Condina’s farm is tucked into a grove of eucalyptus and oak trees. When I arrived, I was struck by the conjunction of the beautiful natural landscape and the discarded refuse of contemporary civilization. The place is strewn with automobile parts, rusting lawn mowers, plastic chairs, pipes of all sizes, piles of rubber tubing, discarded furniture, old refrigerators, and other junk, all dramatically lit by the sunlight filtering through the dense oak and eucalyptus branches. Condina greeted me wearing a plaid flannel shirt and baseball cap and apologized for the mess the place was in. “I’ve got to clean all this up,” he said, sweeping his arm to take in the littered landscape. He pointed me in the direction of a makeshift shed where a trio of workers sorted and washed piles of lettuce on a table frame covered with black netting. Speaking to one of the workers in an engaging mix of Spanish, Italian, and English, Condina told him to show me around and that he would be back in ten minutes.

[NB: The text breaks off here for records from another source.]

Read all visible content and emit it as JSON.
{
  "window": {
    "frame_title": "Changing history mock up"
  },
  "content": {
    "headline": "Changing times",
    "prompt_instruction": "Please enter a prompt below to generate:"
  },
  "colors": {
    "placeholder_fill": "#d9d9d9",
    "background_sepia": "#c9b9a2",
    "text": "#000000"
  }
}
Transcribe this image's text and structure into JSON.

I took a quick tour of the front garden, a plot about 50 yards square where row after row of spring greens flourished. (Again, it was January, so “spring greens” may be a misnomer.) Condina did return shortly, and we sat down at a nearby table and talked about his thriving produce business and how he got into it.

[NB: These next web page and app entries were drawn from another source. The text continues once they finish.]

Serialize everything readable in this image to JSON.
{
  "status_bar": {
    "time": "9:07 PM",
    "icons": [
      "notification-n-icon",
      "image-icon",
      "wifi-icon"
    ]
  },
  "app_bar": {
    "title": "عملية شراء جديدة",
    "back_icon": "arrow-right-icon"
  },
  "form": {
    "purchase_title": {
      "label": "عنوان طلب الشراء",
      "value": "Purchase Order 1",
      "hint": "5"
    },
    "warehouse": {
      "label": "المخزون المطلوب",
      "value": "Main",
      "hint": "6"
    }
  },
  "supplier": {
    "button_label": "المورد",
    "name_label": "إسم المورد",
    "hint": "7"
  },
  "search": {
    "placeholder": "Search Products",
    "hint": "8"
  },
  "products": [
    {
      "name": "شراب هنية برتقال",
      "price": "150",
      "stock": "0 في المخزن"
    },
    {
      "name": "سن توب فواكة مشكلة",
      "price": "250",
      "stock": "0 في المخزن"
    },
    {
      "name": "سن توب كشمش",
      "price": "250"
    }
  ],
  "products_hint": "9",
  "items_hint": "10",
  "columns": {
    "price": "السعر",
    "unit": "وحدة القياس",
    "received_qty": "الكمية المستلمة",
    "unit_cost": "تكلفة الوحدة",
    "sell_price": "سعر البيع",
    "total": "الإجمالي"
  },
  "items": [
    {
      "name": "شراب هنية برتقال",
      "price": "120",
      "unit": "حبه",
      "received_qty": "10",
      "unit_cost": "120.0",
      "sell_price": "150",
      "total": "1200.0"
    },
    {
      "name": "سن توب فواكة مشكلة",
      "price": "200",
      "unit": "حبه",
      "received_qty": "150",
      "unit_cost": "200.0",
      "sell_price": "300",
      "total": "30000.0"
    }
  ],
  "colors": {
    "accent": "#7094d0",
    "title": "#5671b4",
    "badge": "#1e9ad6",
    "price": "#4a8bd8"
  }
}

He was born in S. Eufémia d’Aspromonte, a little town in the very toe of the Italian boot, close to Reggio di Calabria. Like Salvatore Giametta, he originally arrived in New York but was drawn to California because of the climate. “Southern Italians,” he told me, “don’t like the cold. In 1971, I started a restaurant business, and I was in the restaurant business for nearly 20 years, but I got tired of it. All the time I was running restaurants, I always kept a garden and grew my own produce. One of the reasons I decided to get out of the restaurant business is to work outdoors. From practically the beginning, I knew I liked gardening more than being inside all day. It started off just as a hobby — more for relaxing than anything else — but soon I discovered that I enjoyed it much more than I enjoyed taking care of restaurants. I love seeing things grow. So I started to plant more seeds, to grow a little bit more. Expanded. And you know, I have no experience in the beginning. But I know because my family in Italy had a farm. I was a kid then. I grew up on a farm. I remember so many things. When I was a kid I worked on the farm too. So I take the knowledge, and I remember from my father and my grandfather, my relatives over there.”

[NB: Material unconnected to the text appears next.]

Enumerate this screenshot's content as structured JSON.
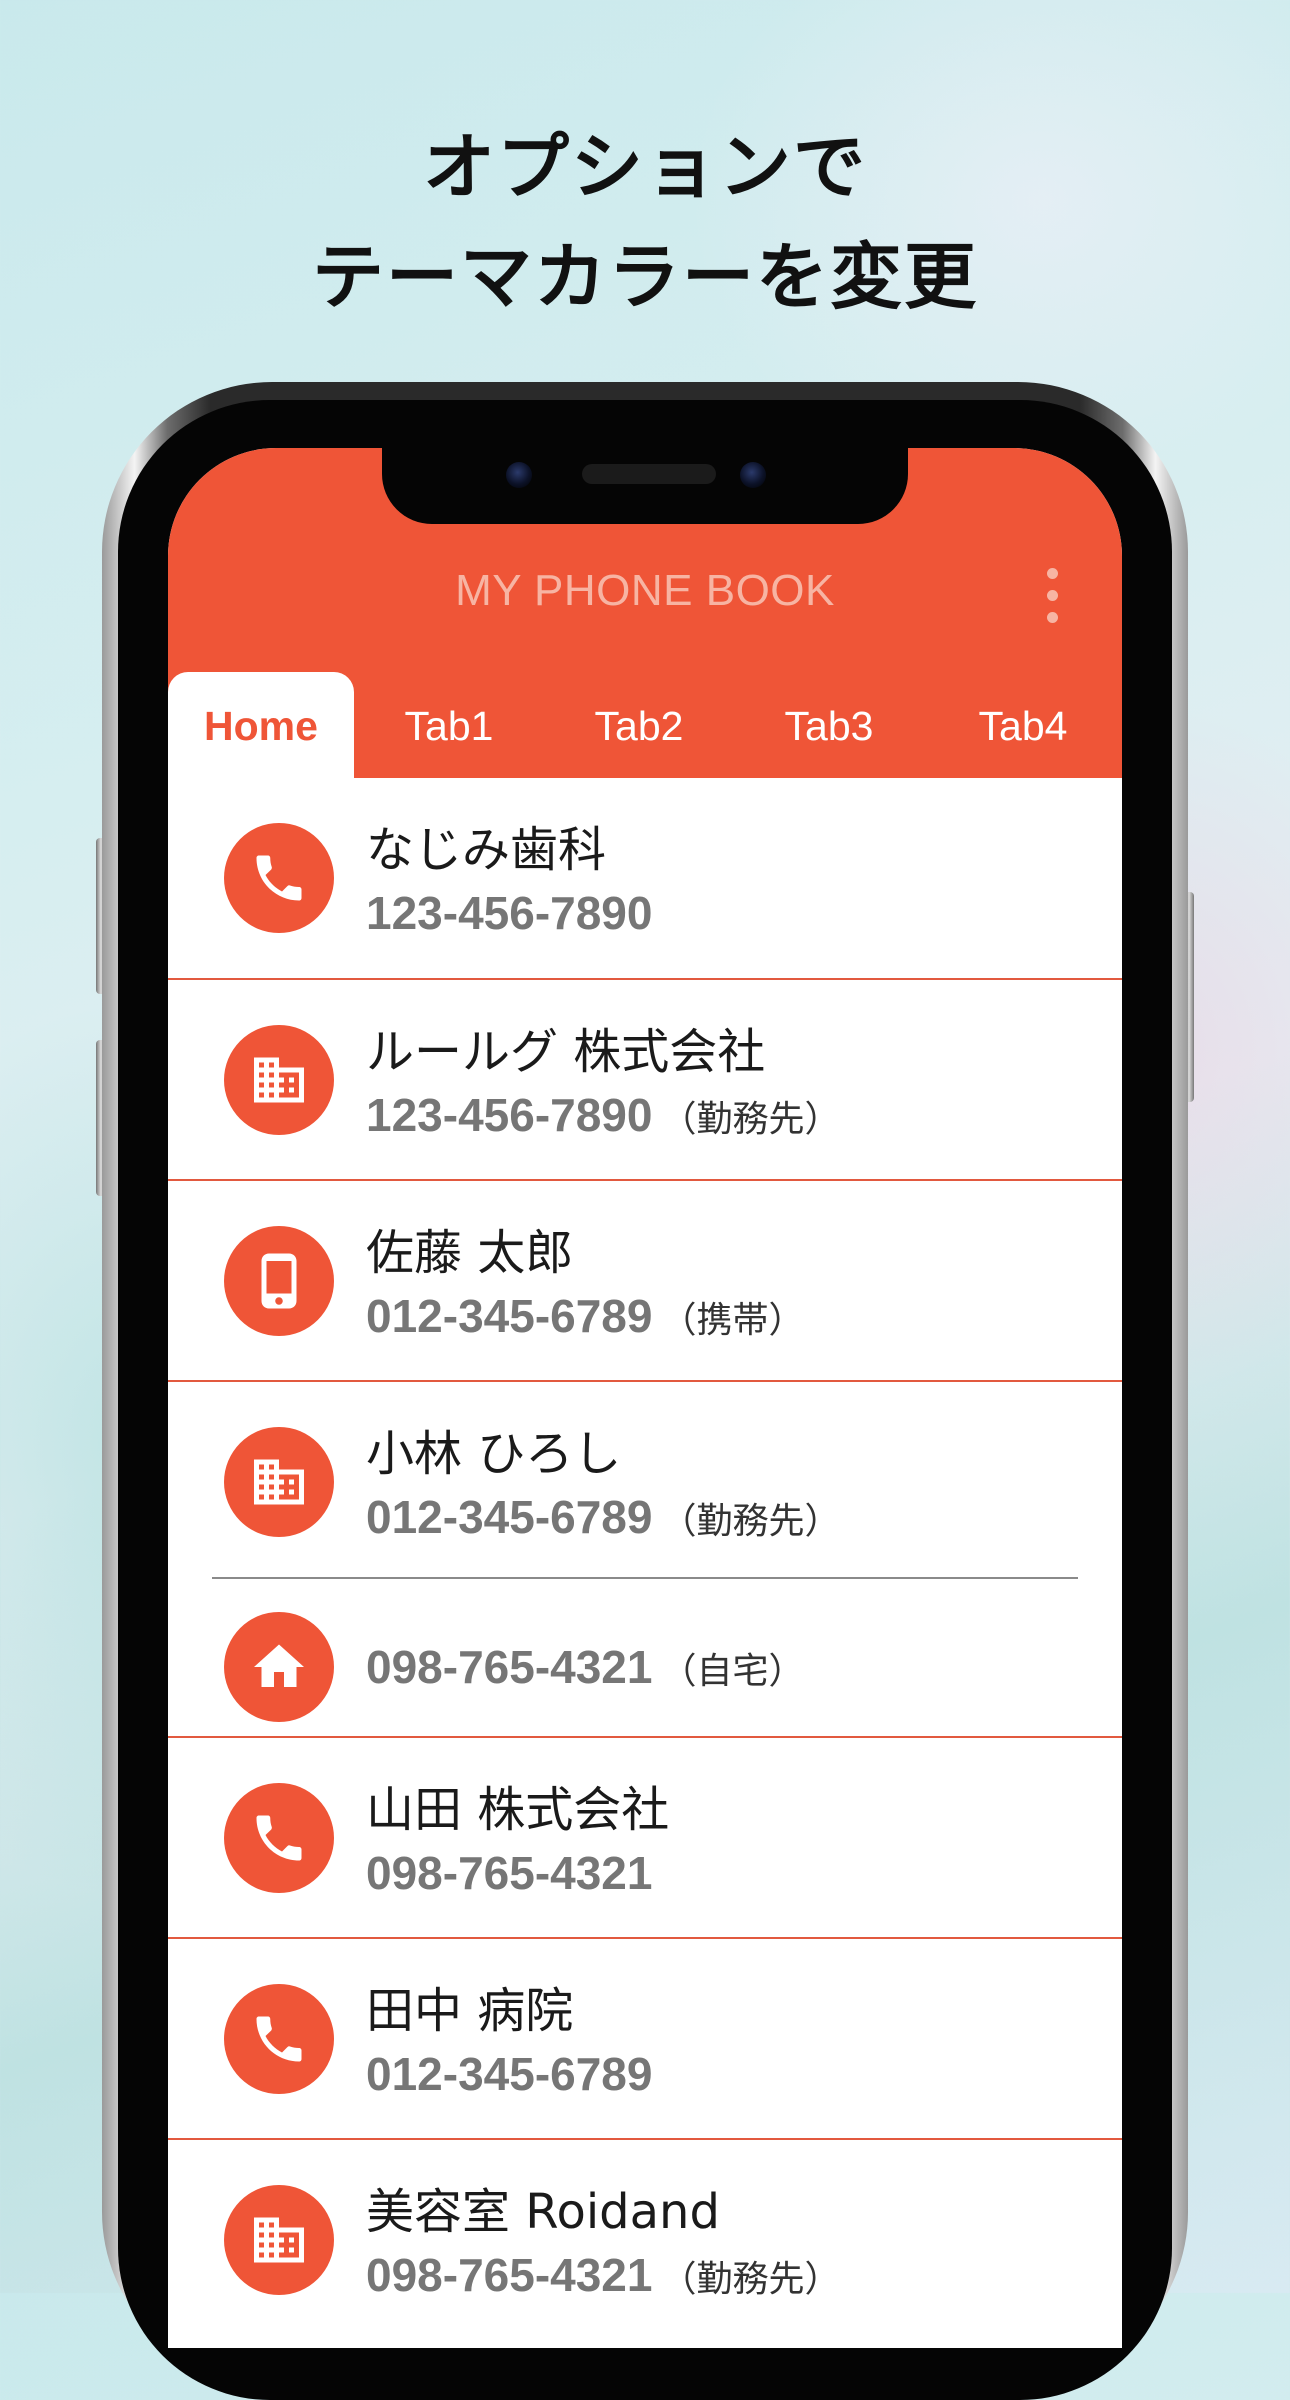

As Condina shifts the conversation from operating restaurants to planting gardens, I notice a change in his demeanor. His face gets rosier; his manner becomes more animated. All the gardeners I spoke to talk of planting and growing vegetables in an almost mystical way. They seem in touch with age-old rituals connected to the cycles of nature. It is this connection that has been severed for so many of us who buy our food in supermarkets, and this is what T.S. Eliot had in mind when he wrote, “April is the cruelest month.” It’s cruel because as nature blooms it reminds us how out of touch we are with the regenerative powers of the natural world.